-- Work to complete --
Retype all of the data exactly as given.
- - -
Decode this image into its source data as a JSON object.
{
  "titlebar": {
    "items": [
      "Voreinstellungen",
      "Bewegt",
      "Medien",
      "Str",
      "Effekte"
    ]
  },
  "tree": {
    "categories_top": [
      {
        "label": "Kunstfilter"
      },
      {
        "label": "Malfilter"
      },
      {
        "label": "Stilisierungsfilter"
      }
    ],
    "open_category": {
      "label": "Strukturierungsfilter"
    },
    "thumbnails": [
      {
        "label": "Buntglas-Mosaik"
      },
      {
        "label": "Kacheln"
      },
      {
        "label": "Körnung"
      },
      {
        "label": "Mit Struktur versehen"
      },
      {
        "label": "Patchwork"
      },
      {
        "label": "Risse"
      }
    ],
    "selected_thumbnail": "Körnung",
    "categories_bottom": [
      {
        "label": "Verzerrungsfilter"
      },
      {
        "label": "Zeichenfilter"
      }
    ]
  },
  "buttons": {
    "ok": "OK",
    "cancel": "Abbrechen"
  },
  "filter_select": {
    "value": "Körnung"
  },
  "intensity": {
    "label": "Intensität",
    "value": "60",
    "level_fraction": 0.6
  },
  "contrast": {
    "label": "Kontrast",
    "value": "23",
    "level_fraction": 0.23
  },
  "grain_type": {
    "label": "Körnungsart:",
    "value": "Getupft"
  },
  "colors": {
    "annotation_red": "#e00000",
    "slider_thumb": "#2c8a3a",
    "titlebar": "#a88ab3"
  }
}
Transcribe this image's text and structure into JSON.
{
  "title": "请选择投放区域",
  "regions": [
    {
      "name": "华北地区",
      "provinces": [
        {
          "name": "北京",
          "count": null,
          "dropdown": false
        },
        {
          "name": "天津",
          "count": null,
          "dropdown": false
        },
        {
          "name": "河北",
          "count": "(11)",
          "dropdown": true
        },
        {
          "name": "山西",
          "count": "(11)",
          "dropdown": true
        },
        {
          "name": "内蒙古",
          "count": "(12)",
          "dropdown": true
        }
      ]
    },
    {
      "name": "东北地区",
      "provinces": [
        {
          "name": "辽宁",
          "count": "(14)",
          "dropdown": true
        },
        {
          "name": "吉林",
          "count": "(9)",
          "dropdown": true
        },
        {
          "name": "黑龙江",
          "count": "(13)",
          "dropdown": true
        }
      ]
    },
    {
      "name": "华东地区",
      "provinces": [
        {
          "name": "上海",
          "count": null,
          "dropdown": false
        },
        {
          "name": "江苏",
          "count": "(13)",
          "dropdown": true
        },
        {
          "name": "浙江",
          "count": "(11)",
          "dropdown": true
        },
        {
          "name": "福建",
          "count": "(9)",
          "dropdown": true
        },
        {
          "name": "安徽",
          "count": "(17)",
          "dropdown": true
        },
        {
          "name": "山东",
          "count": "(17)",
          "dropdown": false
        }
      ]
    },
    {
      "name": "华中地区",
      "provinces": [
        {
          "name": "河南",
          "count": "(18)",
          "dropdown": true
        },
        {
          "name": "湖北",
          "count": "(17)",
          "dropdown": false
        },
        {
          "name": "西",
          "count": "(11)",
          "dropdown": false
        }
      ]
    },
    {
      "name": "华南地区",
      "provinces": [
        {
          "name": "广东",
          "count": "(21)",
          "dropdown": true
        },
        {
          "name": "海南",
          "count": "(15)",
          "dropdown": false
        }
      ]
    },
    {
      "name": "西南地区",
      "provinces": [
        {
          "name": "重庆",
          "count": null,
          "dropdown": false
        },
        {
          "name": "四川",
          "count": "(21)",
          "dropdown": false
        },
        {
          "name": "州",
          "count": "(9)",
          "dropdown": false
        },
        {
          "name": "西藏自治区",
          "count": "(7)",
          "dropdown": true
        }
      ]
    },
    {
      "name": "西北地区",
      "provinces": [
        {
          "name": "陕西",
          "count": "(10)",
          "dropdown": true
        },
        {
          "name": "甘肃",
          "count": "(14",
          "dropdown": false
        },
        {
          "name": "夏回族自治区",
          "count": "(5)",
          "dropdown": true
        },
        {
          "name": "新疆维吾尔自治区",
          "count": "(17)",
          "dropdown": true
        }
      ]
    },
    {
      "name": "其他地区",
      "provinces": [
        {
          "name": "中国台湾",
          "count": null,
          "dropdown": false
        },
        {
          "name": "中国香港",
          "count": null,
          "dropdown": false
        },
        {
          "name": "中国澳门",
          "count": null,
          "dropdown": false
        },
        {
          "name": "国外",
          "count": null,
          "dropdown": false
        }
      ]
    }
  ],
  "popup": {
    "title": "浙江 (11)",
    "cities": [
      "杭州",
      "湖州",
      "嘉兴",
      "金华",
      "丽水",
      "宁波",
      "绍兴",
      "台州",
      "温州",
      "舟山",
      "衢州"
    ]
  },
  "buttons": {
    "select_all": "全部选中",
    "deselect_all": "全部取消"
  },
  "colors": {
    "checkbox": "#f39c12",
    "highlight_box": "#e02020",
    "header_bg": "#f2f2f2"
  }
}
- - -
-- Written response --
Decode this image into its source data as a JSON object.
{
  "titlebar": {
    "items": [
      "Voreinstellungen",
      "Bewegt",
      "Medien",
      "Str",
      "Effekte"
    ]
  },
  "tree": {
    "categories_top": [
      {
        "label": "Kunstfilter"
      },
      {
        "label": "Malfilter"
      },
      {
        "label": "Stilisierungsfilter"
      }
    ],
    "open_category": {
      "label": "Strukturierungsfilter"
    },
    "thumbnails": [
      {
        "label": "Buntglas-Mosaik"
      },
      {
        "label": "Kacheln"
      },
      {
        "label": "Körnung"
      },
      {
        "label": "Mit Struktur versehen"
      },
      {
        "label": "Patchwork"
      },
      {
        "label": "Risse"
      }
    ],
    "selected_thumbnail": "Körnung",
    "categories_bottom": [
      {
        "label": "Verzerrungsfilter"
      },
      {
        "label": "Zeichenfilter"
      }
    ]
  },
  "buttons": {
    "ok": "OK",
    "cancel": "Abbrechen"
  },
  "filter_select": {
    "value": "Körnung"
  },
  "intensity": {
    "label": "Intensität",
    "value": "60",
    "level_fraction": 0.6
  },
  "contrast": {
    "label": "Kontrast",
    "value": "23",
    "level_fraction": 0.23
  },
  "grain_type": {
    "label": "Körnungsart:",
    "value": "Getupft"
  },
  "colors": {
    "annotation_red": "#e00000",
    "slider_thumb": "#2c8a3a",
    "titlebar": "#a88ab3"
  }
}
Transcribe this image's text and structure into JSON.
{
  "title": "请选择投放区域",
  "regions": [
    {
      "name": "华北地区",
      "provinces": [
        {
          "name": "北京",
          "count": null,
          "dropdown": false
        },
        {
          "name": "天津",
          "count": null,
          "dropdown": false
        },
        {
          "name": "河北",
          "count": "(11)",
          "dropdown": true
        },
        {
          "name": "山西",
          "count": "(11)",
          "dropdown": true
        },
        {
          "name": "内蒙古",
          "count": "(12)",
          "dropdown": true
        }
      ]
    },
    {
      "name": "东北地区",
      "provinces": [
        {
          "name": "辽宁",
          "count": "(14)",
          "dropdown": true
        },
        {
          "name": "吉林",
          "count": "(9)",
          "dropdown": true
        },
        {
          "name": "黑龙江",
          "count": "(13)",
          "dropdown": true
        }
      ]
    },
    {
      "name": "华东地区",
      "provinces": [
        {
          "name": "上海",
          "count": null,
          "dropdown": false
        },
        {
          "name": "江苏",
          "count": "(13)",
          "dropdown": true
        },
        {
          "name": "浙江",
          "count": "(11)",
          "dropdown": true
        },
        {
          "name": "福建",
          "count": "(9)",
          "dropdown": true
        },
        {
          "name": "安徽",
          "count": "(17)",
          "dropdown": true
        },
        {
          "name": "山东",
          "count": "(17)",
          "dropdown": false
        }
      ]
    },
    {
      "name": "华中地区",
      "provinces": [
        {
          "name": "河南",
          "count": "(18)",
          "dropdown": true
        },
        {
          "name": "湖北",
          "count": "(17)",
          "dropdown": false
        },
        {
          "name": "西",
          "count": "(11)",
          "dropdown": false
        }
      ]
    },
    {
      "name": "华南地区",
      "provinces": [
        {
          "name": "广东",
          "count": "(21)",
          "dropdown": true
        },
        {
          "name": "海南",
          "count": "(15)",
          "dropdown": false
        }
      ]
    },
    {
      "name": "西南地区",
      "provinces": [
        {
          "name": "重庆",
          "count": null,
          "dropdown": false
        },
        {
          "name": "四川",
          "count": "(21)",
          "dropdown": false
        },
        {
          "name": "州",
          "count": "(9)",
          "dropdown": false
        },
        {
          "name": "西藏自治区",
          "count": "(7)",
          "dropdown": true
        }
      ]
    },
    {
      "name": "西北地区",
      "provinces": [
        {
          "name": "陕西",
          "count": "(10)",
          "dropdown": true
        },
        {
          "name": "甘肃",
          "count": "(14",
          "dropdown": false
        },
        {
          "name": "夏回族自治区",
          "count": "(5)",
          "dropdown": true
        },
        {
          "name": "新疆维吾尔自治区",
          "count": "(17)",
          "dropdown": true
        }
      ]
    },
    {
      "name": "其他地区",
      "provinces": [
        {
          "name": "中国台湾",
          "count": null,
          "dropdown": false
        },
        {
          "name": "中国香港",
          "count": null,
          "dropdown": false
        },
        {
          "name": "中国澳门",
          "count": null,
          "dropdown": false
        },
        {
          "name": "国外",
          "count": null,
          "dropdown": false
        }
      ]
    }
  ],
  "popup": {
    "title": "浙江 (11)",
    "cities": [
      "杭州",
      "湖州",
      "嘉兴",
      "金华",
      "丽水",
      "宁波",
      "绍兴",
      "台州",
      "温州",
      "舟山",
      "衢州"
    ]
  },
  "buttons": {
    "select_all": "全部选中",
    "deselect_all": "全部取消"
  },
  "colors": {
    "checkbox": "#f39c12",
    "highlight_box": "#e02020",
    "header_bg": "#f2f2f2"
  }
}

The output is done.